*Task item*: Lines with the word "title": copy all of them from the entries below.
Segment Start: Material for this exercise
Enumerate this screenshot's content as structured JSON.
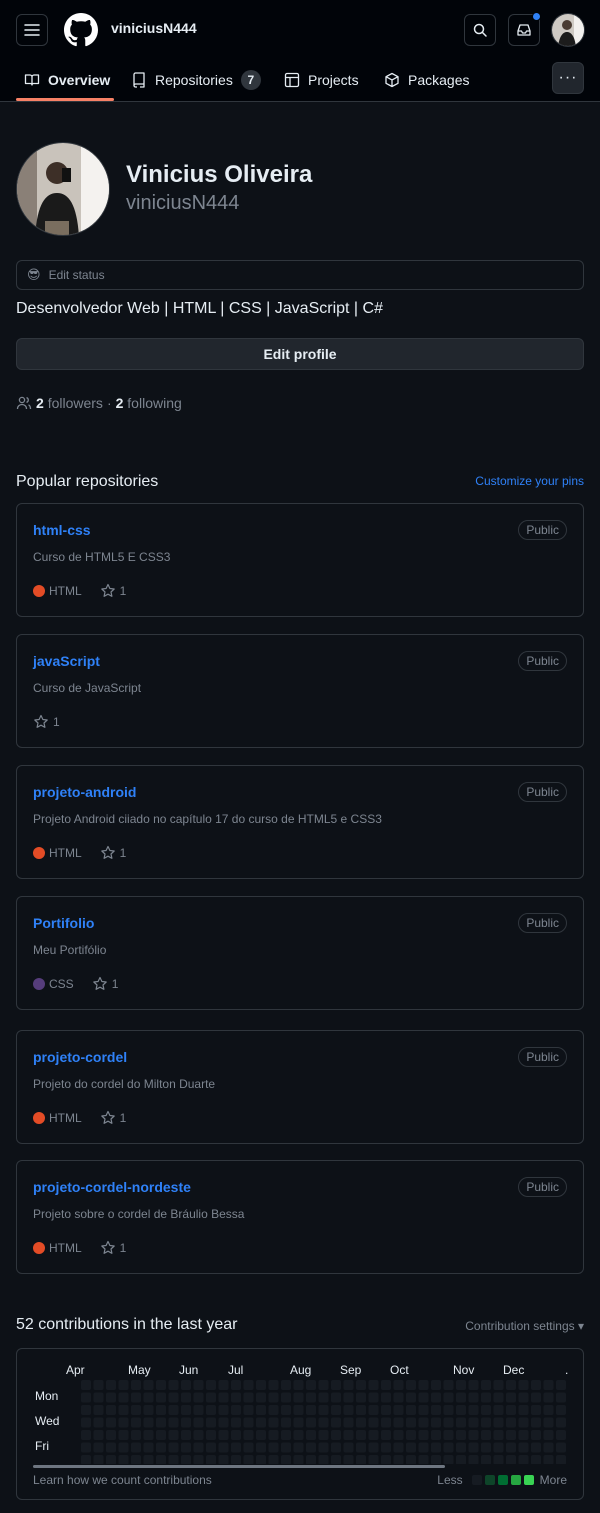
{
  "header": {
    "username": "viniciusN444",
    "icons": [
      "menu-icon",
      "github-logo",
      "search-icon",
      "inbox-icon",
      "avatar"
    ]
  },
  "tabs": [
    {
      "label": "Overview",
      "icon": "book-icon",
      "active": true
    },
    {
      "label": "Repositories",
      "icon": "repo-icon",
      "count": "7"
    },
    {
      "label": "Projects",
      "icon": "table-icon"
    },
    {
      "label": "Packages",
      "icon": "package-icon"
    }
  ],
  "more_label": "···",
  "profile": {
    "full_name": "Vinicius Oliveira",
    "login": "viniciusN444",
    "status_emoji": "😎",
    "status_label": "Edit status",
    "bio": "Desenvolvedor Web | HTML | CSS | JavaScript | C#",
    "edit_profile_label": "Edit profile",
    "followers_count": "2",
    "followers_label": "followers",
    "separator": "·",
    "following_count": "2",
    "following_label": "following"
  },
  "popular": {
    "title": "Popular repositories",
    "customize_label": "Customize your pins",
    "repos": [
      {
        "name": "html-css",
        "badge": "Public",
        "description": "Curso de HTML5 E CSS3",
        "language": "HTML",
        "lang_color": "#e34c26",
        "stars": "1"
      },
      {
        "name": "javaScript",
        "badge": "Public",
        "description": "Curso de JavaScript",
        "language": "",
        "lang_color": "",
        "stars": "1"
      },
      {
        "name": "projeto-android",
        "badge": "Public",
        "description": "Projeto Android ciiado no capítulo 17 do curso de HTML5 e CSS3",
        "language": "HTML",
        "lang_color": "#e34c26",
        "stars": "1"
      },
      {
        "name": "Portifolio",
        "badge": "Public",
        "description": "Meu Portifólio",
        "language": "CSS",
        "lang_color": "#563d7c",
        "stars": "1"
      },
      {
        "name": "projeto-cordel",
        "badge": "Public",
        "description": "Projeto do cordel do Milton Duarte",
        "language": "HTML",
        "lang_color": "#e34c26",
        "stars": "1"
      },
      {
        "name": "projeto-cordel-nordeste",
        "badge": "Public",
        "description": "Projeto sobre o cordel de Bráulio Bessa",
        "language": "HTML",
        "lang_color": "#e34c26",
        "stars": "1"
      }
    ]
  },
  "contributions": {
    "title": "52 contributions in the last year",
    "settings_label": "Contribution settings ▾",
    "months": [
      "Apr",
      "May",
      "Jun",
      "Jul",
      "Aug",
      "Sep",
      "Oct",
      "Nov",
      "Dec",
      "."
    ],
    "days": [
      "Mon",
      "Wed",
      "Fri"
    ],
    "learn_label": "Learn how we count contributions",
    "less_label": "Less",
    "more_label": "More",
    "legend_colors": [
      "#161b22",
      "#0e4429",
      "#006d32",
      "#26a641",
      "#39d353"
    ],
    "empty_color": "#161b22"
  }
}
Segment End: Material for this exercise
*Exercise output*:
    "title": "Popular repositories",
    "title": "52 contributions in the last year",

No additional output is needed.